Panpsychism has received much attention in the philosophy of mind in recent years. So-called constitutive Russellian panpsychism, in particular, is considered by many the most promising panpsychist approach to the hard problem of consciousness. In this paper, however, I develop a new challenge to this approach. I argue that the three elements of constitutive Russellian panpsychism—i.e. the constitutive element, the Russellian element and the panpsychist element—jointly entail a ‘cognitive dead end’. That is, even if constitutive Russellian panpsychism is true we cannot ascertain how it might solve the hard problem of consciousness.
Panpsychism is a good answer to a bad question.
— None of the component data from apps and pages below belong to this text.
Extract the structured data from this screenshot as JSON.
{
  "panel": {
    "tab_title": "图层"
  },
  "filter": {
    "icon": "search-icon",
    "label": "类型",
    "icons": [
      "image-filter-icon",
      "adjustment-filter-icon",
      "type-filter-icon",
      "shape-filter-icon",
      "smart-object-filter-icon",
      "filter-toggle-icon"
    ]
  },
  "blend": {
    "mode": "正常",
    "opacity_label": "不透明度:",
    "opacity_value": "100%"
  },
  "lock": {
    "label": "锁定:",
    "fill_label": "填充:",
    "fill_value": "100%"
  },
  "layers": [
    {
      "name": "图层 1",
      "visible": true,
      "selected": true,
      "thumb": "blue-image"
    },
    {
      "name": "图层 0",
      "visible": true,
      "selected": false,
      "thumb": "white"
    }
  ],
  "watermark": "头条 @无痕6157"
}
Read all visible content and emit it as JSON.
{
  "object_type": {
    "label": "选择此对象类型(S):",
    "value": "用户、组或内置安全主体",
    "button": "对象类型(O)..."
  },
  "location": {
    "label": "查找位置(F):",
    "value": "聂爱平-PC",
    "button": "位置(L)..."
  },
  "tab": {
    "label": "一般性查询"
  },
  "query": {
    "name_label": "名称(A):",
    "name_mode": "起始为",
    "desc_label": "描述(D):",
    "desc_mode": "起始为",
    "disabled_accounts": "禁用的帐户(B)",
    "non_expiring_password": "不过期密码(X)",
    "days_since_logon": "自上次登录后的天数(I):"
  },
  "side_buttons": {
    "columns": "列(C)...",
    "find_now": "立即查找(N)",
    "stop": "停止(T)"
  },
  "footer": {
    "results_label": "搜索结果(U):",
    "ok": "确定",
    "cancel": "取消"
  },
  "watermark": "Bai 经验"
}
The question is how to find a place in the natural world for a *depsychologized* form of consciousness — a form conceptualized in terms of phenomenal feel rather than psychological function.If such a form of consciousness exists, then, as Yujin Nagasawa shows, there is a good case for thinking that it extends to the micro level and forms the intrinsic nature of microphysical entities. Such a view, we might say, takes the depsychologization of consciousness *seriously*. In doing so, however, it also vividly illustrates the perils of depsychologization. The challenge for the panpsychist is to explain macro-level, human consciousness. Having separated consciousness from psychology, how do we connect it back up? Nagasawa highlights one seemingly intractable problem here, and I shall argue that there are more lurking behind the scenes. Most seriously, panpsychism cannot explain why consciousness should matter to us. It consigns consciousness to a metaphysical limbo where it can have no psychological significance for biological organisms. The moral, I shall suggest, is that we should retrace our steps and question the depsychologized conception itself.
Yujin Nagasawa is H. G. Wood Professor of the Philosophy of Religion and Co-Director of the Birmingham Centre for Philosophy of Religion at the University of Birmingham. He is the author/editor of many books including Maximal God: A New Defence of Perfect Being Theism (OUP 2017), Miracles: A Very Short Introduction (OUP, 2017), Consciousness in the Physical World: Essays on Russellian Monism (with Torin Alter, OUP, 2015) and God and Phenomenal Consciousness: A Novel Approach to Knowledge Arguments (CUP, 2008). He is also the editor of Religious Studies and Cambridge Elements in Philosophy of Religion. He currently leads the Global Philosophy of Religion Project funded by the John Templeton Foundation.
Keith Frankish is Honorary Reader in Philosophy at the University of Sheffield, UK, Visiting Research Fellow at The Open University, UK, and Adjunct Professor with the Brain and Mind Programme in Neurosciences at the University of Crete, Greece. He is the author of Mind and Supermind (2004) and Consciousness (2005), as well as numerous journal articles and book chapters. He is the editor of Illusionism as a Theory of Consciousness (2017) and the co-editor of In Two Minds: Dual Processes and Beyond (with Jonathan Evans, 2009), New Waves in Philosophy of Action (with Jesús Aguilar and Andrei Buckareff, 2010), The Cambridge Handbook of Cognitive Science (with William Ramsey, 2012), and The Cambridge Handbook of Artificial Intelligence (with William Ramsey, 2014). Keith’s research interests lie mainly in philosophy of mind, and he is known for defending an illusionist theory of phenomenal consciousness, an action-based account of conscious thought, and a two-level view of the human mind.